The term 'populism' has dominated political discourse since the dual shock of Brexit and Trump's electoral victory in 2016. Many predicted this tide of reactionary, anti-establishment sentiment would crash into European elections, especially given the recent backlash against immigrant communities in Sweden, Germany and other EU countries.
But last December, after a contested re-run of their presidential election, Austrians opted to elect Alexander Van der Bellen - a member of the Greens party, which aims to protect the rights of both minorities and the environment. Van der Bellen, who ran as an independent, defeated Norbert Hofer, leader of Austria’s answer to the Freedom Party. Hofer was widely viewed as the embodiment of populism; after all, his pragmatic charisma and marketable policies narrowly won him the first election.
Austria’s Greens secured a landmark victory, but it has been largely ignored by media fixated on the right. Similarly, Netherlands' own GreenLeft - propelled by the magnetic enthusiasm of young leader Jesse Klaver - were arguably the biggest winners in this election, expanding from four to 14 MPs. They may even serve as kingmaker, as 75 seats are needed to form a coalition government.
Klaver's post-election speech was an unmistakable rebuke of populism. “What I would say to all my leftwing friends in Europe: don’t try to fake the populace,” he said.
“Stand for your principles. Be straight. Be pro-refugee. Be pro-European. We’re gaining momentum in the polls. And I think that’s the message we have to send to Europe.

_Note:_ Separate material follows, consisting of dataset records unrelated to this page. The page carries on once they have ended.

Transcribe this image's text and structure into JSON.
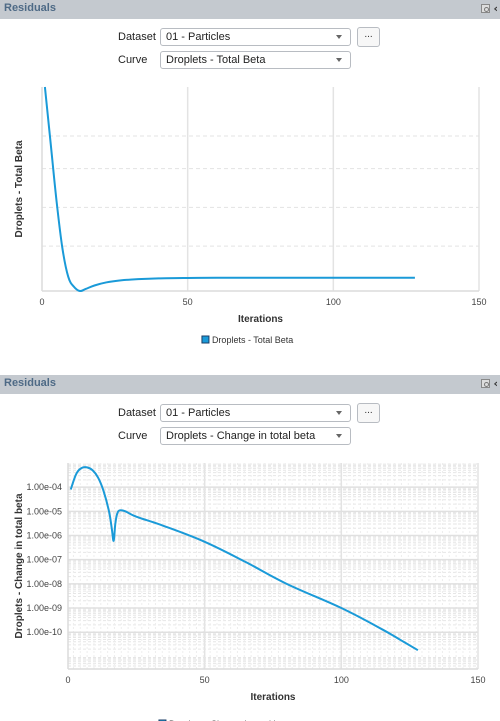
{
  "panels": [
    {
      "title": "Residuals",
      "dataset_label": "Dataset",
      "dataset_value": "01 - Particles",
      "curve_label": "Curve",
      "curve_value": "Droplets - Total Beta",
      "more_button": "...",
      "icons": [
        "restore-icon",
        "collapse-icon"
      ]
    },
    {
      "title": "Residuals",
      "dataset_label": "Dataset",
      "dataset_value": "01 - Particles",
      "curve_label": "Curve",
      "curve_value": "Droplets - Change in total beta",
      "more_button": "...",
      "icons": [
        "restore-icon",
        "collapse-icon"
      ]
    }
  ],
  "colors": {
    "series": "#1a9ad8",
    "header": "#c4c9cf",
    "title": "#4e6a86"
  },
  "chart_data": [
    {
      "type": "line",
      "title": "",
      "xlabel": "Iterations",
      "ylabel": "Droplets - Total Beta",
      "xlim": [
        0,
        150
      ],
      "xticks": [
        "0",
        "50",
        "100",
        "150"
      ],
      "yscale": "linear",
      "yticks_labels_shown": false,
      "ylim": [
        0,
        1
      ],
      "legend": {
        "position": "bottom",
        "entries": [
          "Droplets - Total Beta"
        ]
      },
      "grid": true,
      "series": [
        {
          "name": "Droplets - Total Beta",
          "x": [
            1,
            3,
            5,
            7,
            9,
            11,
            13,
            15,
            18,
            22,
            27,
            33,
            40,
            50,
            60,
            80,
            100,
            128
          ],
          "y": [
            1.0,
            0.72,
            0.44,
            0.21,
            0.07,
            0.02,
            0.0,
            0.01,
            0.027,
            0.042,
            0.052,
            0.058,
            0.062,
            0.064,
            0.065,
            0.065,
            0.065,
            0.065
          ]
        }
      ]
    },
    {
      "type": "line",
      "title": "",
      "xlabel": "Iterations",
      "ylabel": "Droplets - Change in total beta",
      "xlim": [
        0,
        150
      ],
      "xticks": [
        "0",
        "50",
        "100",
        "150"
      ],
      "yscale": "log",
      "ylim": [
        3e-12,
        0.001
      ],
      "yticks": [
        "1.00e-04",
        "1.00e-05",
        "1.00e-06",
        "1.00e-07",
        "1.00e-08",
        "1.00e-09",
        "1.00e-10"
      ],
      "legend": {
        "position": "bottom",
        "entries": [
          "Droplets - Change in total beta"
        ]
      },
      "grid": true,
      "series": [
        {
          "name": "Droplets - Change in total beta",
          "x": [
            1,
            3,
            5,
            7,
            9,
            11,
            13,
            15,
            16,
            16.7,
            17.3,
            18,
            19,
            21,
            25,
            35,
            50,
            65,
            80,
            100,
            115,
            122,
            128
          ],
          "y": [
            8e-05,
            0.00035,
            0.00062,
            0.00066,
            0.0005,
            0.00025,
            7e-05,
            1e-05,
            2e-06,
            6e-07,
            3e-06,
            8e-06,
            1.1e-05,
            1e-05,
            6e-06,
            2.5e-06,
            5.5e-07,
            8e-08,
            1e-08,
            1e-09,
            1.3e-10,
            4.5e-11,
            1.8e-11
          ]
        }
      ]
    }
  ]
}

You can stop populism.”
Prime Minister Mark Rutte delivered a more accurate diagnosis. "This was an evening when…the Netherlands said ‘Stop’ to the wrong sort of populism.”
However, the concept of 'right' and 'wrong' brands of populism is exactly the attitude which feeds its existence. In reality, it manifests on the right and left with equal prominence. The French presidential election showcases the distorted narrative.
With the first round of voting taking place in April, all eyes have turned to famed populist Marine Le Pen, head of the right-wing Front National party. This voyeuristic monomania has opened the door for Emmanuel Macron, an independent running with ‘En Marche!’, a progressive movement he founded just one year ago.
Macron, a former banker, has broken Le Pen's monopoly on the masses with his own populist rhetoric. The astronomical rise of ‘En Marche!’ is testament to his common touch and astute manipulation of public discontent.
As many leaders try to appeal to the masses, distinguishing populists from other politicians isn't always easy. But look closely at some of the world's leading liberals, and there's a clear populist streak under the surface. Bernie Sanders, who vied with Hillary Clinton for the Democrats' presidential nomination, has railed against Wall Street, international trade deals and economic inequality. Labour leader Jeremy Corbyn has enjoyed the perpetual support of Momentum, a grassroots group of supporters. And Italian comedian and blogger Beppe Grillo helms Italy’s 5 Star Movement, an anti-establishment party.
Arguably the real losers in the Netherlands, and Europe more broadly, are the centrists. People on the right and the left are more polarised than ever, and both groups have grown increasingly frustrated with the status quo. Populism has a bright future on both sides of the divide.